This means that whilst Sheffield United look to play the ball from defence to attack almost instantaneously they are rarely generating shots and chances from this approach. Hamer, who routinely ranked amongst the top 10 players for shot-creating actions, through balls, and progressive passes in the Championship for a transition-orientated Coventry side, is the perfect player to help Sheffield United remedy their problems in possession.
Even in Hamer’s match-winning assist against Brentford, a deft pass into the path of Manchester City loanee James McAtee, you can understand his thought process – he faints to shoot and instead finds a teammate. Constantly surveying his options, he provides the platform, through his unselfishness and weight of pass, for Sheffield United’s young, hungry match winners to take a chance and bet on their ability.
Confidence is a fragile thing, especially in a squad languishing at the bottom of the table, and personal responsibility can become a daunting prospect. But in Hamer, Sheffield United have a player constantly willing to show up for 50/50s, show for the ball and show up for his team. That sort of character rubs off on people, and Wilder will do well to harness that energy going forward.
For Sheffield United, it’s all about staying alive in games. As a team, they can collapse in on themselves, as showcased by their defeats to Tottenham and Newcastle. So, the longer they can frustrate their opposition, the more chance they’ll have of catching them cold on the break.
The winter schedule often sets the foundations for what’s to be, come May, as Wilder found out to own his detriment. So, with home games against Luton and West Ham sandwiched between away trips to high-flying Aston Villa and Manchester City, there’s little time to reflect. It’s sink or swim for Sheffield United.

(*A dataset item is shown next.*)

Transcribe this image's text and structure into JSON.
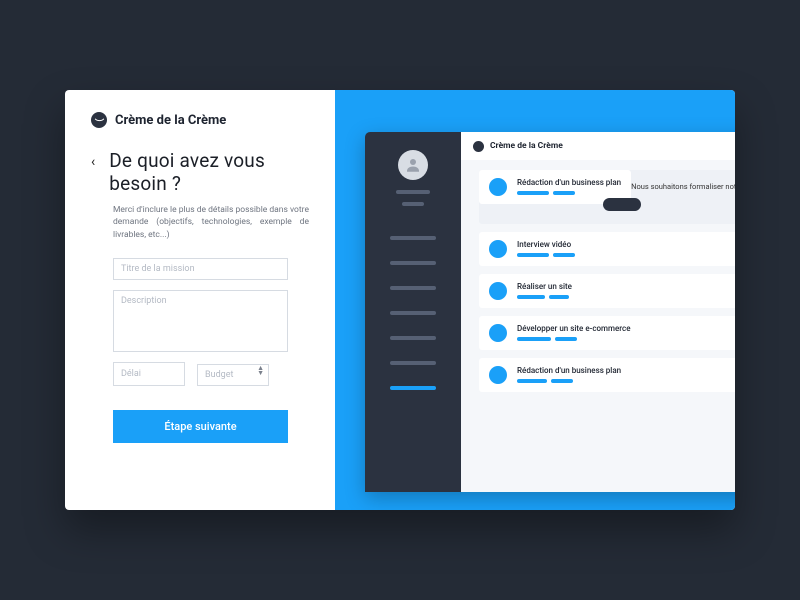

By: Sam Tabuteau / @TabuteauS
Featured Image: @GabFoligno / Clive Rose – Getty Images